Top of Exercise inputs

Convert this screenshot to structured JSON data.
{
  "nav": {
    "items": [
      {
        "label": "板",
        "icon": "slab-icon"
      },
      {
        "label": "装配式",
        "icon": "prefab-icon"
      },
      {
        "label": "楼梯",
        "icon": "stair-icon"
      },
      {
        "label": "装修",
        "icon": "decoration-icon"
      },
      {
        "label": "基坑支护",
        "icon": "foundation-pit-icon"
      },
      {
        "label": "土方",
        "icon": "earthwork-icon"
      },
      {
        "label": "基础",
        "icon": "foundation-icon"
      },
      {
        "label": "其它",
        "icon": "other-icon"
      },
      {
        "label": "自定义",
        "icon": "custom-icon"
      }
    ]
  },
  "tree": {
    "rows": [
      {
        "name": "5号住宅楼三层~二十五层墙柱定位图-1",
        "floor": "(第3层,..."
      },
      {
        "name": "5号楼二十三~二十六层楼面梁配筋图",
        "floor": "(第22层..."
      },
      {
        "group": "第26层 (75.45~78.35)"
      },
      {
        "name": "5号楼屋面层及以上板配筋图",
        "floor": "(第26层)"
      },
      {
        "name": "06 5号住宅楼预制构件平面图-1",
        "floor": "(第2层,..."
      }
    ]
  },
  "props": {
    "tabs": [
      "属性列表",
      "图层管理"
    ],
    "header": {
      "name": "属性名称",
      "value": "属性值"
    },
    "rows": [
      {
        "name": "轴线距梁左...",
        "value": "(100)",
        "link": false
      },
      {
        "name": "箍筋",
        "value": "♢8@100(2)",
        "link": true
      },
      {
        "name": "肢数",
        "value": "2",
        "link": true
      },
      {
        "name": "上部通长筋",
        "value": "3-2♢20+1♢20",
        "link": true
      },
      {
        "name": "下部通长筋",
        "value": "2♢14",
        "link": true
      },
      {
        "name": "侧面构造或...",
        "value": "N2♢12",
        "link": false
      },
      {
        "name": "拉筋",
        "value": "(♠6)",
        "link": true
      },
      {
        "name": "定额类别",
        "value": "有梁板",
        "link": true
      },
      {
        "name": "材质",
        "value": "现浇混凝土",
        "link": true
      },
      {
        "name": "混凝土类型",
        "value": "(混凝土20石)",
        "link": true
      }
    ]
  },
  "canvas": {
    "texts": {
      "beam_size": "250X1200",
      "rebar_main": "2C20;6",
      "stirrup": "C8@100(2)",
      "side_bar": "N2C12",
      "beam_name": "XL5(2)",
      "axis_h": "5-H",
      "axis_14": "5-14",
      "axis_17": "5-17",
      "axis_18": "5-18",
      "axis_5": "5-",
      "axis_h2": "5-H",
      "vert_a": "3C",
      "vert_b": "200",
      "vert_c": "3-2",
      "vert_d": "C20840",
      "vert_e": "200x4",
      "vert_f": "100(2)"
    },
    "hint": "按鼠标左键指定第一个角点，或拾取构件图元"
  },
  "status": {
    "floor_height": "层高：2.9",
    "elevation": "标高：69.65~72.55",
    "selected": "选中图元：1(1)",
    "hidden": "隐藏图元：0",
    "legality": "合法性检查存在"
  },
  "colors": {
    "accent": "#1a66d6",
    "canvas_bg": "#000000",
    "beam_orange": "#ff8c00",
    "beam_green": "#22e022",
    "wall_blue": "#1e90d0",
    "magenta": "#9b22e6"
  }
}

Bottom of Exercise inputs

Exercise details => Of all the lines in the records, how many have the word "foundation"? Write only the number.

Reply => 2